Frog species are incredibly diverse in New Jersey, and most species thrive in Atlantic Coastal Plains. In addition, New Jersey is home to some newly described species as well, making this area an incredibly exciting destination for amphibian enthusiasts and animal lovers alike.
More About Frogs in The USA
I love to go out looking for frogs and if you are in Florida, by all means, make frog searching a part of your trip! Florida is a great place to capture photos of a diverse variety of frogs.
Learn more about where to find frogs in the USA in our guides below:
- 12 Types of Frogs You Can Find in Michigan
- 11 Types of Frogs You Can Find in Wisconsin
- 10 Frogs You Can Find In Georgia
- Where Can You Find Toads in the USA?
- Where Can You Find Frogs in the USA?
- 10 Tips to Find Aquatic Frogs
- 8 Tips to Find Tree Frogs
- 4 Easy Ways to Find Toads

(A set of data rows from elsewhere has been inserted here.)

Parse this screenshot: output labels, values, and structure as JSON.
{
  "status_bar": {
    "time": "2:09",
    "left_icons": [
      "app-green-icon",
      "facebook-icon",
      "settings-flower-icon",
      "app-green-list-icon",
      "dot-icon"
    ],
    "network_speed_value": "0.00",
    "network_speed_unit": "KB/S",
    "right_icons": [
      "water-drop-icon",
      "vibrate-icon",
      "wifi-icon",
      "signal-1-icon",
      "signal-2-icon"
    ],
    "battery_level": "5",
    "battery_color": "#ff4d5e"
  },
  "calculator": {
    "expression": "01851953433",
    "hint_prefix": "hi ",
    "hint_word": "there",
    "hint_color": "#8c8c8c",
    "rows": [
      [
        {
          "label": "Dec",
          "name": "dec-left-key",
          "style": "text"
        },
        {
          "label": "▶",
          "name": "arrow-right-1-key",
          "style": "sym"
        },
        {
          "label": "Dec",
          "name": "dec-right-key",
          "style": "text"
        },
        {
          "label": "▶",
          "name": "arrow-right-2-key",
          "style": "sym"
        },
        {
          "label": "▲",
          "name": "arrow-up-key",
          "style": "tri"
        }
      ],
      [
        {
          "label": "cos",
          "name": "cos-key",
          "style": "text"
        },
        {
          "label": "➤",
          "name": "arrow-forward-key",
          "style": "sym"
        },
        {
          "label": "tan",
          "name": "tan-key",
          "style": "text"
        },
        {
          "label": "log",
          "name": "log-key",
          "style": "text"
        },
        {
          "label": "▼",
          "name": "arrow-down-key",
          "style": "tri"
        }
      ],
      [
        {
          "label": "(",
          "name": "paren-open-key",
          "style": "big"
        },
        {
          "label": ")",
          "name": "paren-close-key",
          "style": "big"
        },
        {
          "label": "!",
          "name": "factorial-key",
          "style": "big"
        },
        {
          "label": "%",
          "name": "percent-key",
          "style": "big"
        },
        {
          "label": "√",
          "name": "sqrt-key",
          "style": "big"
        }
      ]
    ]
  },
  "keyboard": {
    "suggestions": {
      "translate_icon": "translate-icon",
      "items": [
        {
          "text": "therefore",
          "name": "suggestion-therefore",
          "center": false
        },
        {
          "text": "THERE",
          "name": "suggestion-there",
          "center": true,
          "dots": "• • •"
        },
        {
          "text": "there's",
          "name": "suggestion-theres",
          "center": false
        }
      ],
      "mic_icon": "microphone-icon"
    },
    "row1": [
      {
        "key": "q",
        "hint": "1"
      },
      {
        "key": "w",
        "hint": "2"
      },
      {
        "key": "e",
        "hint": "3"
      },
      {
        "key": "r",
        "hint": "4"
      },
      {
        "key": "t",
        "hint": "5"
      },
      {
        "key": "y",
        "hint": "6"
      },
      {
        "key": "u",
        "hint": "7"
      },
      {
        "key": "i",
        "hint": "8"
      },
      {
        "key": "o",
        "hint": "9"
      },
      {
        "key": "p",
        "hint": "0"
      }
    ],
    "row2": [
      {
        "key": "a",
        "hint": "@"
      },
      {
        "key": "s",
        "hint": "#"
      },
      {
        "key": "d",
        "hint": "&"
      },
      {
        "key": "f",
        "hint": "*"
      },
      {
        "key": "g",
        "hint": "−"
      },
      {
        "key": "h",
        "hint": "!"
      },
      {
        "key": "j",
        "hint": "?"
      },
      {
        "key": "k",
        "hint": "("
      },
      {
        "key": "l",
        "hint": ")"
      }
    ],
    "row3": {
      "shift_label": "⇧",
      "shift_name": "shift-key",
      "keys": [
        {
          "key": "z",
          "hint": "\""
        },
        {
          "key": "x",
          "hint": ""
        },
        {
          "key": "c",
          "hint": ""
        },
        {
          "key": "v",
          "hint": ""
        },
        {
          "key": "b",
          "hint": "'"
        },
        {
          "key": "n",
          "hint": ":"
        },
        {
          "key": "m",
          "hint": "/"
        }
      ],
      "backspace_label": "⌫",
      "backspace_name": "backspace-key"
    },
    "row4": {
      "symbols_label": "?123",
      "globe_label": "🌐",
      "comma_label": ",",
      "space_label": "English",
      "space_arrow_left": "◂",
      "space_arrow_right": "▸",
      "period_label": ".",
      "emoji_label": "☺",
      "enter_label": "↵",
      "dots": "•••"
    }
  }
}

Feinberg JA, Newman CE, Watkins-Colwell GJ, Schlesinger MD, Zarate B, et al. (2014) Cryptic Diversity in Metropolis: Confirmation of a New Leopard Frog Species (Anura: Ranidae) from New York City and Surrounding Atlantic Coast Regions. PLOS ONE 9(10): e108213. https://doi.org/10.1371/journal.pone.0108213